WORK INSTRUCTION
The word "JSON" marks the lines you need; copy each of them from the data.

MATERIAL TO PROCESS
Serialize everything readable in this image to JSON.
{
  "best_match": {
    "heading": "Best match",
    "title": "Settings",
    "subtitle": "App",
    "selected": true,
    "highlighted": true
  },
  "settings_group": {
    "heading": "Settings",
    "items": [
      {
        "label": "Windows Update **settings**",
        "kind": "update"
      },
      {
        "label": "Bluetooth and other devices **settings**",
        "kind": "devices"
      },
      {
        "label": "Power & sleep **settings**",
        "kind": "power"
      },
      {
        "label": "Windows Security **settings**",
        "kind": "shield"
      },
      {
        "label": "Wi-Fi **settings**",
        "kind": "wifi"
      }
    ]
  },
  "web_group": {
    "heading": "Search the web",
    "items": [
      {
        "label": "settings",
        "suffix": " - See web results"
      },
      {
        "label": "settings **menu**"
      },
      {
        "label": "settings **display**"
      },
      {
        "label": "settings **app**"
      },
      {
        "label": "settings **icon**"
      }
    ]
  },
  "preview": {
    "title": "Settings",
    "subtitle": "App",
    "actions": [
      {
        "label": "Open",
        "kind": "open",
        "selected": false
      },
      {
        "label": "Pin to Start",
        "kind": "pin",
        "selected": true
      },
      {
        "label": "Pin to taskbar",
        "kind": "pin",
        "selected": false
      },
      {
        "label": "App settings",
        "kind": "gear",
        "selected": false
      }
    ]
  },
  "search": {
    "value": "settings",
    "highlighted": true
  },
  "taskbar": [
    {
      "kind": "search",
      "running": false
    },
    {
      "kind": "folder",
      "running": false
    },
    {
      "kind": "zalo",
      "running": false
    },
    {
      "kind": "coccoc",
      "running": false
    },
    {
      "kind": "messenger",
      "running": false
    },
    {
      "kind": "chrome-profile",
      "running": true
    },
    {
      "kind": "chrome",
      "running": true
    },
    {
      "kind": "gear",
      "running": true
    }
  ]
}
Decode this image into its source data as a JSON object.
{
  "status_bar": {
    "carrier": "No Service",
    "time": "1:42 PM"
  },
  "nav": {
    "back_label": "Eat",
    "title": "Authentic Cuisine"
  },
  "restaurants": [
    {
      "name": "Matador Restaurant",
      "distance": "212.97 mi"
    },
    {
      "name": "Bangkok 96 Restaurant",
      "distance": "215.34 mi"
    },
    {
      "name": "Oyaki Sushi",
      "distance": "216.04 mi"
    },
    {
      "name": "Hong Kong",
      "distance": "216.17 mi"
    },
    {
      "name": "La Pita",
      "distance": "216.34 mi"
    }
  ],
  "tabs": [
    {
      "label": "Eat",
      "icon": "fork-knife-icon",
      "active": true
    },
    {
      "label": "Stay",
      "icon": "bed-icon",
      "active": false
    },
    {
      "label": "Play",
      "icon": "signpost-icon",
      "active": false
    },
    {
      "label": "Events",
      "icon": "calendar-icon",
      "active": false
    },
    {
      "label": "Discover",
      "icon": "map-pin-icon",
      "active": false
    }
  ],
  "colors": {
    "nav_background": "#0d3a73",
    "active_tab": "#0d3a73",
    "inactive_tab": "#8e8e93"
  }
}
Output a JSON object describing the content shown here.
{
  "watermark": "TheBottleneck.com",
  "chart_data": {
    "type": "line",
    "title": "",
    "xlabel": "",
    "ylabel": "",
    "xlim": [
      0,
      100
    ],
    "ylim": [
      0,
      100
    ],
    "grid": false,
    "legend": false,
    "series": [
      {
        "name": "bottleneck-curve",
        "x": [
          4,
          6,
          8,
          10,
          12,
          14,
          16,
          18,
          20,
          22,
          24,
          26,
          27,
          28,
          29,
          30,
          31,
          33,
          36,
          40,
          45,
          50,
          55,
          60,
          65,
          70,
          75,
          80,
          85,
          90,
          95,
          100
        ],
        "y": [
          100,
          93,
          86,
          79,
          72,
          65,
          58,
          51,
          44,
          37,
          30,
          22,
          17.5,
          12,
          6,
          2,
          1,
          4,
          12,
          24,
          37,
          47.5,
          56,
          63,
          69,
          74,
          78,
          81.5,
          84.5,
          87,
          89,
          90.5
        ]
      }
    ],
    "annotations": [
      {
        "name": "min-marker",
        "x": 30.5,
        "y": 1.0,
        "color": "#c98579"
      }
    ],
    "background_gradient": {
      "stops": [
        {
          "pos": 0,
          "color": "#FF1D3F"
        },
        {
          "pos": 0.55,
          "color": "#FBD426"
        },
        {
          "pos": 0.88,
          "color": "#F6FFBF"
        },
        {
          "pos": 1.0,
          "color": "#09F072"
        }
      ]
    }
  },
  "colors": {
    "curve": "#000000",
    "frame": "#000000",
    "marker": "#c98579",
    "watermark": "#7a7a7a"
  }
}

RESPONSE FOR THIS EXERCISE
Serialize everything readable in this image to JSON.
Decode this image into its source data as a JSON object.
Output a JSON object describing the content shown here.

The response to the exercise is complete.